“Verified beef production is of benefit to you and the industry,” said Elford. “Verified beef is an avenue to certify sustainable beef here in Saskatchewan, in Canada nation-wide.”
Twenty to 50 years ago, people didn't care how cattle was raised and “just wanted to buy food and they trusted that it was safe.”
That is no longer the case. “They have questions and want to know what goes into their food.”
Verified beef production lets consumers know the answers and can drive government regulation and policy.

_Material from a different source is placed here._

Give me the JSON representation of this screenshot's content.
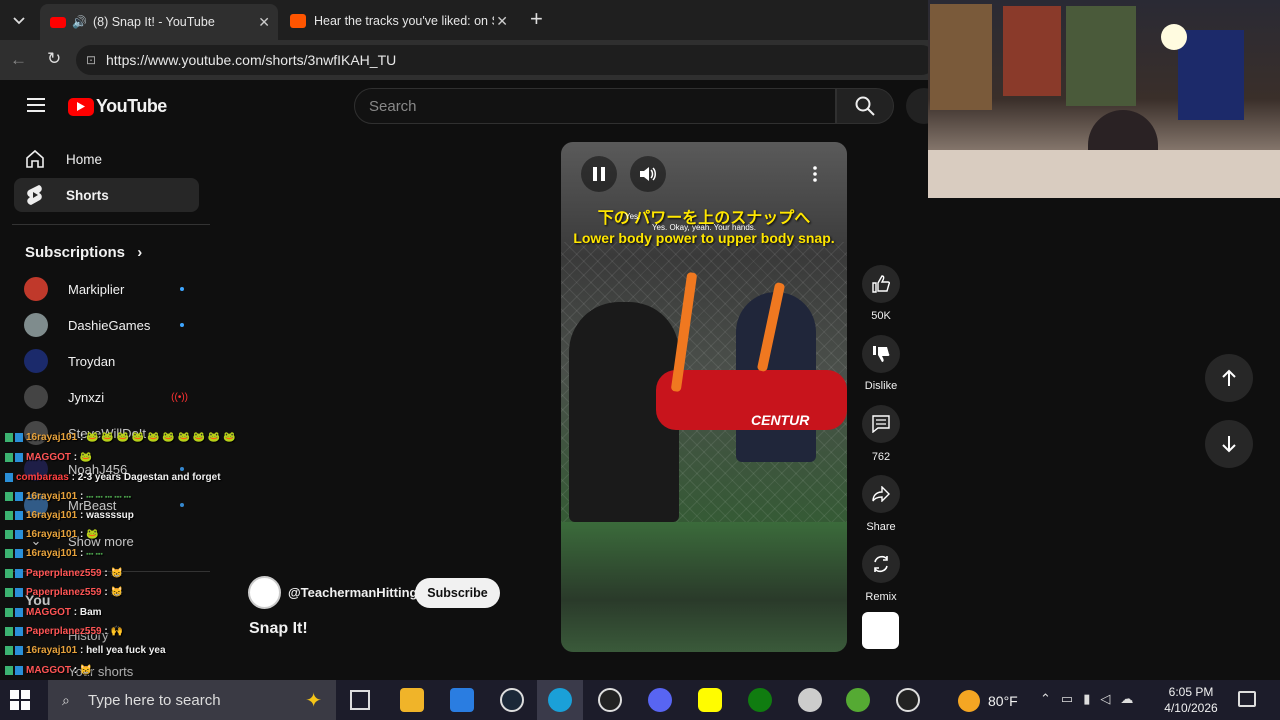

“Verified beef production provides an answer to those questions; it’s transparent and is something you can point to, to say to consumers, government and regulators that we are already doing the right thing. We’re raising beef sustainably and meeting guidelines set by the Canadian Round Table for Sustainable Beef.”
The producer/industry nationwide program involves “mostly what you are probably already doing.”

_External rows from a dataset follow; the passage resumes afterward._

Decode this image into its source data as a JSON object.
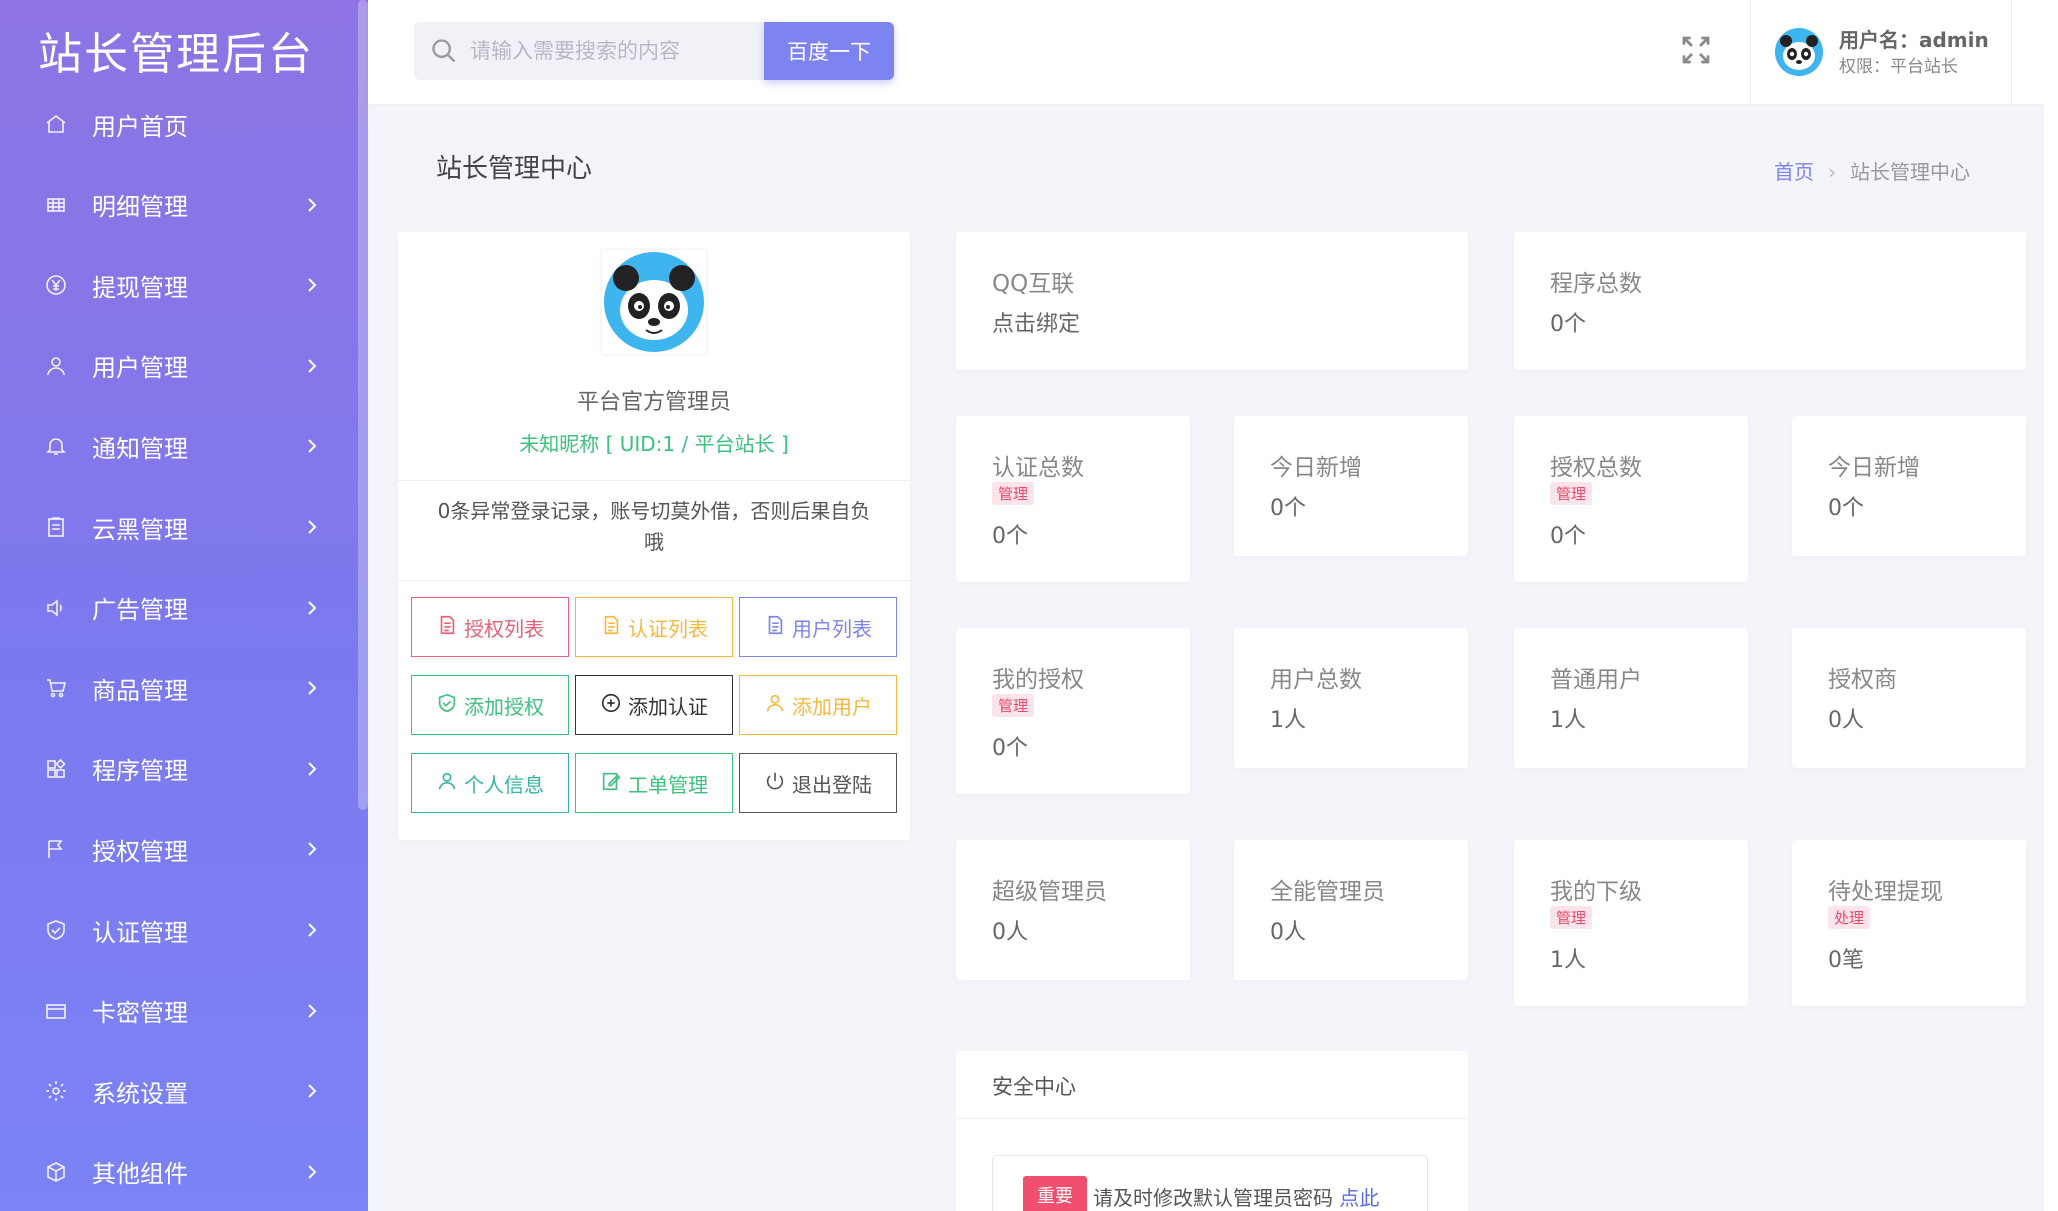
{
  "sidebar": {
    "brand": "站长管理后台",
    "items": [
      {
        "label": "用户首页",
        "icon": "home-icon",
        "arrow": false
      },
      {
        "label": "明细管理",
        "icon": "grid-icon",
        "arrow": true
      },
      {
        "label": "提现管理",
        "icon": "yen-icon",
        "arrow": true
      },
      {
        "label": "用户管理",
        "icon": "user-icon",
        "arrow": true
      },
      {
        "label": "通知管理",
        "icon": "bell-icon",
        "arrow": true
      },
      {
        "label": "云黑管理",
        "icon": "clipboard-icon",
        "arrow": true
      },
      {
        "label": "广告管理",
        "icon": "speaker-icon",
        "arrow": true
      },
      {
        "label": "商品管理",
        "icon": "cart-icon",
        "arrow": true
      },
      {
        "label": "程序管理",
        "icon": "apps-icon",
        "arrow": true
      },
      {
        "label": "授权管理",
        "icon": "flag-icon",
        "arrow": true
      },
      {
        "label": "认证管理",
        "icon": "shield-icon",
        "arrow": true
      },
      {
        "label": "卡密管理",
        "icon": "card-icon",
        "arrow": true
      },
      {
        "label": "系统设置",
        "icon": "gear-icon",
        "arrow": true
      },
      {
        "label": "其他组件",
        "icon": "cube-icon",
        "arrow": true
      }
    ]
  },
  "topbar": {
    "search_placeholder": "请输入需要搜索的内容",
    "search_button": "百度一下",
    "username": "用户名：admin",
    "role": "权限：平台站长"
  },
  "page": {
    "title": "站长管理中心",
    "breadcrumb_home": "首页",
    "breadcrumb_sep": "›",
    "breadcrumb_current": "站长管理中心"
  },
  "profile": {
    "name": "平台官方管理员",
    "nick": "未知昵称 [ UID:1 / 平台站长 ]",
    "notice": "0条异常登录记录，账号切莫外借，否则后果自负哦",
    "buttons": [
      {
        "label": "授权列表",
        "icon": "file-icon",
        "color": "#e8607a"
      },
      {
        "label": "认证列表",
        "icon": "file-icon",
        "color": "#f5b83d"
      },
      {
        "label": "用户列表",
        "icon": "file-icon",
        "color": "#7d83f0"
      },
      {
        "label": "添加授权",
        "icon": "shield-check-icon",
        "color": "#3cc17f"
      },
      {
        "label": "添加认证",
        "icon": "plus-circle-icon",
        "color": "#333333"
      },
      {
        "label": "添加用户",
        "icon": "user-icon",
        "color": "#f5b83d"
      },
      {
        "label": "个人信息",
        "icon": "user-icon",
        "color": "#36b5a2"
      },
      {
        "label": "工单管理",
        "icon": "edit-icon",
        "color": "#3cc17f"
      },
      {
        "label": "退出登陆",
        "icon": "power-icon",
        "color": "#555555"
      }
    ]
  },
  "cards": {
    "qq": {
      "title": "QQ互联",
      "value": "点击绑定"
    },
    "programs": {
      "title": "程序总数",
      "value": "0个"
    },
    "cert_total": {
      "title": "认证总数",
      "badge": "管理",
      "value": "0个"
    },
    "cert_today": {
      "title": "今日新增",
      "value": "0个"
    },
    "auth_total": {
      "title": "授权总数",
      "badge": "管理",
      "value": "0个"
    },
    "auth_today": {
      "title": "今日新增",
      "value": "0个"
    },
    "my_auth": {
      "title": "我的授权",
      "badge": "管理",
      "value": "0个"
    },
    "users_total": {
      "title": "用户总数",
      "value": "1人"
    },
    "normal_users": {
      "title": "普通用户",
      "value": "1人"
    },
    "agents": {
      "title": "授权商",
      "value": "0人"
    },
    "super_admin": {
      "title": "超级管理员",
      "value": "0人"
    },
    "full_admin": {
      "title": "全能管理员",
      "value": "0人"
    },
    "subordinates": {
      "title": "我的下级",
      "badge": "管理",
      "value": "1人"
    },
    "pending_withdraw": {
      "title": "待处理提现",
      "badge": "处理",
      "value": "0笔"
    }
  },
  "security": {
    "title": "安全中心",
    "tag": "重要",
    "text": "请及时修改默认管理员密码",
    "link": "点此"
  },
  "colors": {
    "accent": "#7d83f0",
    "green": "#3cc17f",
    "badge_red": "#e84a6b"
  }
}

The biggest change is keeping track of the operation with records, he said.
The program “is a way for you to point and say we’ve been audited by a third party and I can guarantee you that the beef that comes from our operation is certified sustainable.”
Not enough certified sustainable beef is produced in Canada to meet the demand by McDonald's, Loblaw's, and Cara Foods, so Cargill is in the second year of a three-year pilot program offering credits to producers.
Last year, cheques to participating producers averaged $17.58 per head, with a range from $10 to $20.
Only 140 of 7,300 beef producers in Saskatchewan have paid $50, taken the online course and paid $325 net for the audit.
“We’ve already got a wonderful brand for Canadian beef and I think this just adds clout to it.”
For an animal to qualify, it must be raised on a verified beef farm, be fed by a verified beef feeder and processed by a verified beef packer.
Most Saskatchewan feedlots are in the program. Cargill at High River, Alberta is the only certified packer.
Verified beef producers must keep records on withdrawal from drugs before shipping, meet the beef code of practice care and requirements, work with a veterinarian and have plans on what to do in case of disease emergency, manure and bed, stock, wildlife habitat and beneficial soil and water health practices.
“It’s not terribly onerous,” Elford said.
Ron Walter can be reached at email@example.com